- **Source records**:
= = = = = = =
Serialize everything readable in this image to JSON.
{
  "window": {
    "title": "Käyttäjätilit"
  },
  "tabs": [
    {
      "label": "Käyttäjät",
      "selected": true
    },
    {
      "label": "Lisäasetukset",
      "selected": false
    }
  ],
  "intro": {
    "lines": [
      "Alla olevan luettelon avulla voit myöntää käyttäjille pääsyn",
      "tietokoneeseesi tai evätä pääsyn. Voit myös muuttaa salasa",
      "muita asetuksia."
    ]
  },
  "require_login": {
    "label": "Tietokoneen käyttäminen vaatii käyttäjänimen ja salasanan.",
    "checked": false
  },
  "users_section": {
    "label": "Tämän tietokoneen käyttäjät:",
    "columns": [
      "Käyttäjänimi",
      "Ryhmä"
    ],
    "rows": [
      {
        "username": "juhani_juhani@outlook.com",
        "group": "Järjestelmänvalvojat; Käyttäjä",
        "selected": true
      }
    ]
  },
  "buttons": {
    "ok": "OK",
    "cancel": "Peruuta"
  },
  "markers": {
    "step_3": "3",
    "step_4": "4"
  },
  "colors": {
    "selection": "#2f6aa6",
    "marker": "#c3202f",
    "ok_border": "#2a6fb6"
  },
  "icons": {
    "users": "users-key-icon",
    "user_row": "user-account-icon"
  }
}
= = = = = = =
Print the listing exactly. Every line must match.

Serialize everything readable in this image to JSON.
{
  "window": {
    "title": "Käyttäjätilit"
  },
  "tabs": [
    {
      "label": "Käyttäjät",
      "selected": true
    },
    {
      "label": "Lisäasetukset",
      "selected": false
    }
  ],
  "intro": {
    "lines": [
      "Alla olevan luettelon avulla voit myöntää käyttäjille pääsyn",
      "tietokoneeseesi tai evätä pääsyn. Voit myös muuttaa salasa",
      "muita asetuksia."
    ]
  },
  "require_login": {
    "label": "Tietokoneen käyttäminen vaatii käyttäjänimen ja salasanan.",
    "checked": false
  },
  "users_section": {
    "label": "Tämän tietokoneen käyttäjät:",
    "columns": [
      "Käyttäjänimi",
      "Ryhmä"
    ],
    "rows": [
      {
        "username": "juhani_juhani@outlook.com",
        "group": "Järjestelmänvalvojat; Käyttäjä",
        "selected": true
      }
    ]
  },
  "buttons": {
    "ok": "OK",
    "cancel": "Peruuta"
  },
  "markers": {
    "step_3": "3",
    "step_4": "4"
  },
  "colors": {
    "selection": "#2f6aa6",
    "marker": "#c3202f",
    "ok_border": "#2a6fb6"
  },
  "icons": {
    "users": "users-key-icon",
    "user_row": "user-account-icon"
  }
}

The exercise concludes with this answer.